Leaded glass panels are frequently a combination of flat, textured glass and bevels, all arranged to make a design. The term “leaded” refers to the lead (or brass, or zinc) “CAME” which is the metal which is between each element of the panel’s design. (Some expensive European crystal goblets actually do have lead content in the glass, but that is not what we are talking about here.)

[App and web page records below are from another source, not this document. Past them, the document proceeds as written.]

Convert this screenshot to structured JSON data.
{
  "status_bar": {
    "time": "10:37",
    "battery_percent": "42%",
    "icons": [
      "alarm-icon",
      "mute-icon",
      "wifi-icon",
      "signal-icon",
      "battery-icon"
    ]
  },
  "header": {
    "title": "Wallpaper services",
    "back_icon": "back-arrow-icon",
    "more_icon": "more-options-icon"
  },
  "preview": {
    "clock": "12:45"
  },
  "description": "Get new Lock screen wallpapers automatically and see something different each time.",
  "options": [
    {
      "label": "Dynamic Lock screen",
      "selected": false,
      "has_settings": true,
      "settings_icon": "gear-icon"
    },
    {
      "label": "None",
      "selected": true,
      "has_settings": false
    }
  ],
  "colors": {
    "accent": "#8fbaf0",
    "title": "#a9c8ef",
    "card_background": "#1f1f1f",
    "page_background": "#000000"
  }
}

In the typical residential entryway, bevels are the part of the design made from a thicker glass, usually 3/16″ or 1/4″ thick. Bevels have a polished, “cut”, tapered, or faceted, edge that refracts light like a prism, casting rainbows on your entryway’s floor. In most cases, the bevels are clear in color and have no texture at all. You can identify a bevel by the distinctive “break line” where the polished, tapered edge begins, about 1/2″ in from the edge of the piece of glass. You can see a sharp line where the taper or facet begins. Usually the tapered, faceted edge is toward the street in most doors and sidelights.